Legendary Silver Age writer and creator Gerry Conway, who has long histories with both Marvel and DC Comics, has returned to freelance writing assignments relating to “Amazing Spider-Man” material after being mostly retired from comic book gigs since 1993. Quite why is unknown, personal to Conway and likely involves multiple factors. Yesterday (April 28), it is possible that readers, retailers, and the general online public may have gotten an idea as to why as Conway took to his personal Tumblr account to call out DC Entertainment on their newer (and to him, poorer) creator royalty program in terms of media adaptations.
Using Caitlin Snow/Killer Frost as an example due to her current appearances in “The Flash” airing on “The CW”, Gerry Conway compares how DC Comics handled such things under the tenure of Paul Levitz as publisher to how things are run now that DC Entertainment (DCE) has more firmly entrenched the comic book company with Warner Brothers since 2009. As Conway himself summarizes, DC Comics’ royalties program for creators was almost non existent until the 1970’s. It was at that point, when Richard Donner’s “Superman” was earning mega bucks in theaters making everyone believe a man could fly, yet the original creators of Superman (and their families) got virtually nothing for that. Shamed into action, “DC Comics established the first program to provide comic book creators with a share in the revenues generated by their creations in other media. This concept became known as ‘creator equity participation’ and it was a small but significant step toward compensating creators for their work beyond a simple page rate”. Without getting into exact figures, Conway explained that under Levitz’s tenure as editor, president, and publisher, creators got their royalties consistently without undue effort on their behalf.
With the creation of DC Entertainment six years ago, according to Conway, that has changed. He’s stated that DC Comics has ceased offering creator royalties to characters considered “derivative” of other characters; as an example, Conway was personally informed via letter by DCE by CEO Diane Nelson that he would no longer receive any royalties for co-creating Power Girl because she was considered “derivative” of Superman. This was despite a legal hearing in the 1940’s “when Siegel and Shuster sued National for the rights to Superboy. National (the company that preceded DC) argued that Superman was the original creation, which Siegel and Shuster sold to National, and that Superboy was just a ‘derivative’ creation. A court-appointed legal referee found that Superboy was in fact a unique creation and that National was guilty of copyright infringement. Sadly for Siegel and Shuster (and for creators everywhere), legal expenses forced the creators to sell National the rights to Superboy in a consent decree that obscured this fundamental finding. But the finding is pretty clear: Characters ‘derived’ from other characters are legally unique, and DC’s claim that ‘derivation’ deprives creators of any equity participation rights in those characters is nothing more than an immoral, unethical, deceitful and despicable money grab”. Conway continues to note how multiple versions of various characters, such as Killer Frost, are other tricks which DC Comics uses to try to gyp royalties from creators. “Nobody gets credit and creator equity participation for creating her. And that, my friends, is truly obnoxious and despicable,” Conway continues. In order to even attempt to regain these royalties, creators much also submit written requests for each and every character they created or co-created before the next appearance; in essence, meaning many older creators would have to go through the effort of narrowing down all their creations and sending letters for each one. Conway himself estimates that this would require request letters for “over five hundred characters” just for him alone.
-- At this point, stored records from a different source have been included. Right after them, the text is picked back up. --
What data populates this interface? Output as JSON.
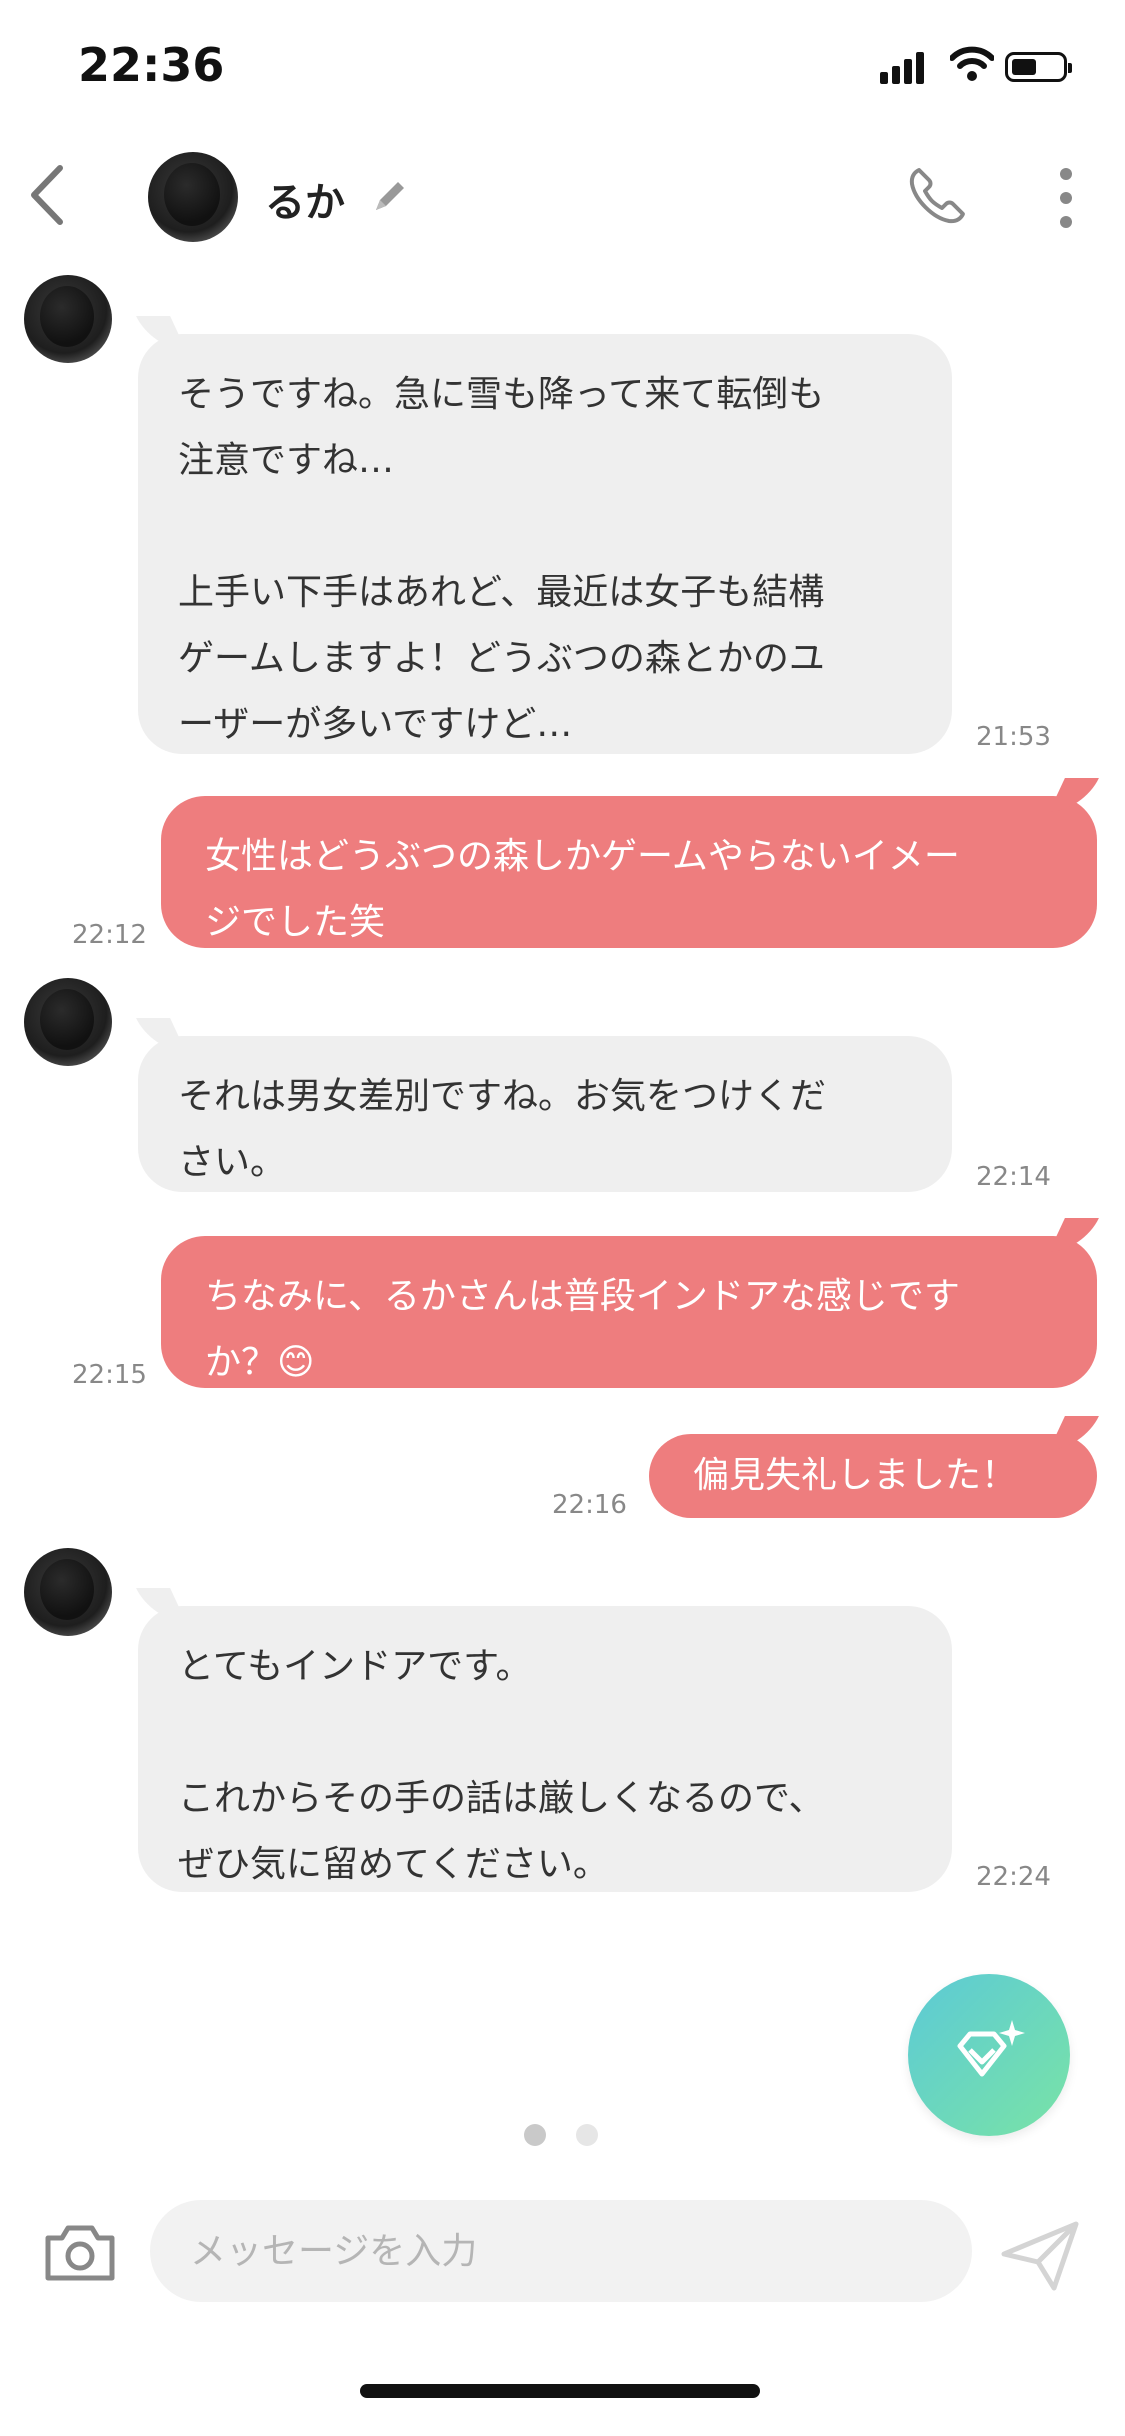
{
  "status_bar": {
    "time": "22:36"
  },
  "header": {
    "contact_name": "るか"
  },
  "messages": [
    {
      "direction": "in",
      "text": "そうですね。急に雪も降って来て転倒も\n注意ですね…\n\n上手い下手はあれど、最近は女子も結構\nゲームしますよ！どうぶつの森とかのユ\nーザーが多いですけど…",
      "time": "21:53"
    },
    {
      "direction": "out",
      "text": "女性はどうぶつの森しかゲームやらないイメー\nジでした笑",
      "time": "22:12"
    },
    {
      "direction": "in",
      "text": "それは男女差別ですね。お気をつけくだ\nさい。",
      "time": "22:14"
    },
    {
      "direction": "out",
      "text": "ちなみに、るかさんは普段インドアな感じです\nか？😊",
      "time": "22:15"
    },
    {
      "direction": "out",
      "text": "偏見失礼しました！",
      "time": "22:16"
    },
    {
      "direction": "in",
      "text": "とてもインドアです。\n\nこれからその手の話は厳しくなるので、\nぜひ気に留めてください。",
      "time": "22:24"
    }
  ],
  "pager": {
    "active_index": 0,
    "count": 2
  },
  "input": {
    "placeholder": "メッセージを入力",
    "value": ""
  },
  "colors": {
    "outgoing_bubble": "#ee7d7e",
    "incoming_bubble": "#efefef",
    "fab_gradient_start": "#5ccad6",
    "fab_gradient_end": "#79e3a6"
  }
}
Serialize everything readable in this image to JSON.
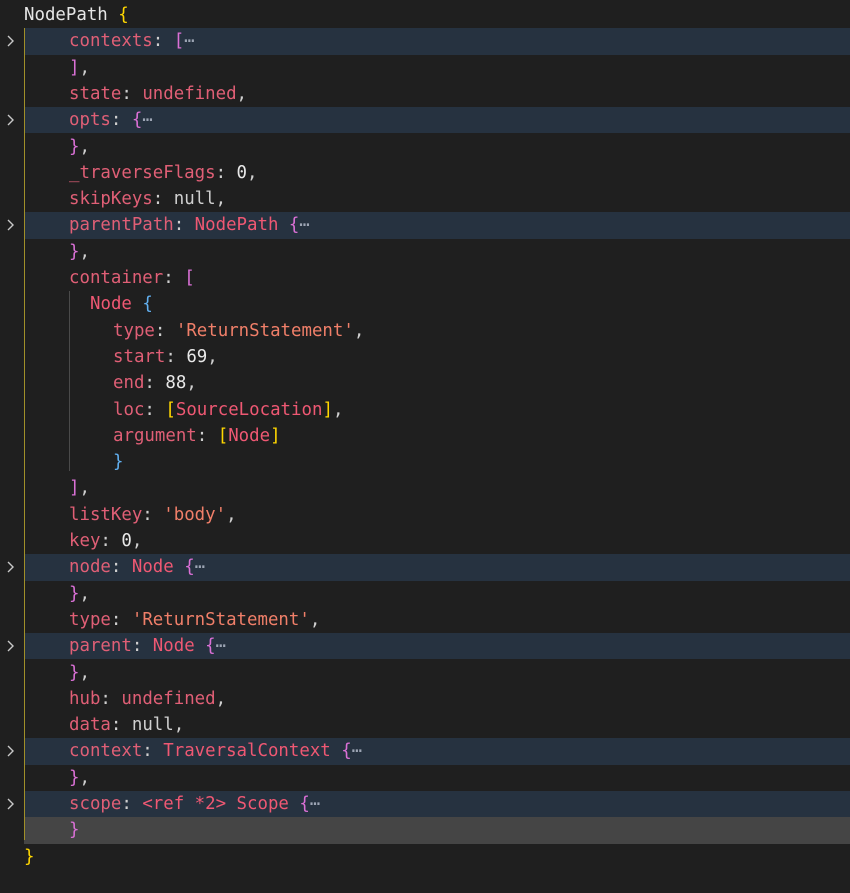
{
  "colors": {
    "background": "#1f1f1f",
    "fold_highlight": "#263240",
    "cursor_line": "#454545",
    "key": "#e05f76",
    "string": "#f07f69",
    "bracket_gold": "#ffd700",
    "bracket_purple": "#da70d6",
    "bracket_blue": "#61afef"
  },
  "lines": [
    {
      "kind": "header",
      "text": "NodePath",
      "bracket": "{"
    },
    {
      "kind": "fold",
      "key": "contexts",
      "bracket": "["
    },
    {
      "kind": "close",
      "text": "],"
    },
    {
      "kind": "kv",
      "key": "state",
      "value": "undefined",
      "tail": ","
    },
    {
      "kind": "fold",
      "key": "opts",
      "bracket": "{"
    },
    {
      "kind": "close",
      "text": "},"
    },
    {
      "kind": "kv",
      "key": "_traverseFlags",
      "value": "0",
      "tail": ","
    },
    {
      "kind": "kv",
      "key": "skipKeys",
      "value": "null",
      "tail": ","
    },
    {
      "kind": "fold",
      "key": "parentPath",
      "cls": "NodePath",
      "bracket": "{"
    },
    {
      "kind": "close",
      "text": "},"
    },
    {
      "kind": "open",
      "key": "container",
      "bracket": "["
    },
    {
      "kind": "nested_open",
      "cls": "Node",
      "bracket": "{"
    },
    {
      "kind": "nested_kv",
      "key": "type",
      "value": "'ReturnStatement'",
      "tail": ","
    },
    {
      "kind": "nested_kv",
      "key": "start",
      "value": "69",
      "tail": ","
    },
    {
      "kind": "nested_kv",
      "key": "end",
      "value": "88",
      "tail": ","
    },
    {
      "kind": "nested_ref",
      "key": "loc",
      "value": "SourceLocation",
      "tail": ","
    },
    {
      "kind": "nested_ref",
      "key": "argument",
      "value": "Node",
      "tail": ""
    },
    {
      "kind": "nested_close",
      "text": "}"
    },
    {
      "kind": "close",
      "text": "],"
    },
    {
      "kind": "kv",
      "key": "listKey",
      "value": "'body'",
      "tail": ","
    },
    {
      "kind": "kv",
      "key": "key",
      "value": "0",
      "tail": ","
    },
    {
      "kind": "fold",
      "key": "node",
      "cls": "Node",
      "bracket": "{"
    },
    {
      "kind": "close",
      "text": "},"
    },
    {
      "kind": "kv",
      "key": "type",
      "value": "'ReturnStatement'",
      "tail": ","
    },
    {
      "kind": "fold",
      "key": "parent",
      "cls": "Node",
      "bracket": "{"
    },
    {
      "kind": "close",
      "text": "},"
    },
    {
      "kind": "kv",
      "key": "hub",
      "value": "undefined",
      "tail": ","
    },
    {
      "kind": "kv",
      "key": "data",
      "value": "null",
      "tail": ","
    },
    {
      "kind": "fold",
      "key": "context",
      "cls": "TraversalContext",
      "bracket": "{"
    },
    {
      "kind": "close",
      "text": "},"
    },
    {
      "kind": "fold",
      "key": "scope",
      "cls": "<ref *2> Scope",
      "bracket": "{"
    },
    {
      "kind": "close_cursor",
      "text": "}"
    },
    {
      "kind": "footer",
      "text": "}"
    }
  ],
  "fold_marker": "⋯"
}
In a follow up post today (April 29), Conway insists that his current lecture against DC Comics (which employed him regularly from 1969-1985) isn’t entirely about money and more about principle. He reveals that his royalties for Killer Frost per appearance in another medium is roughly $47 (as well as thanking Bruce Timm and the Batman cartoons which sprang after him for putting Killer Croc, another character he co-created, out there). Newsarama reached out to DC Comics for comment, and the company declined. At any rate, it is an absolute shame that as Warner Brothers seeks to generate more cast with their DC superheroes that corporate games are being employed to cheat many of their most legendary (and now vulnerable) creators out of their share of the pie. Unfortunately, cheating creators out of royalties from blockbuster franchises they made seems to be a tale as old as time at both Marvel and DC Comics; which may also be why few creators seem willing to create new characters at either company, instead picking for owning their own creations with independent publishers. One hopes that a drastic change in finances hasn’t been the cause of why Conway has returned to monthly comic book work at Marvel, even if it may be one factor. At any rate, it is good on him to call out a mega publisher for their deplorable treatment of their creators, and hopefully it will lead to a public shaming which brings about change much as it did in the 1970’s.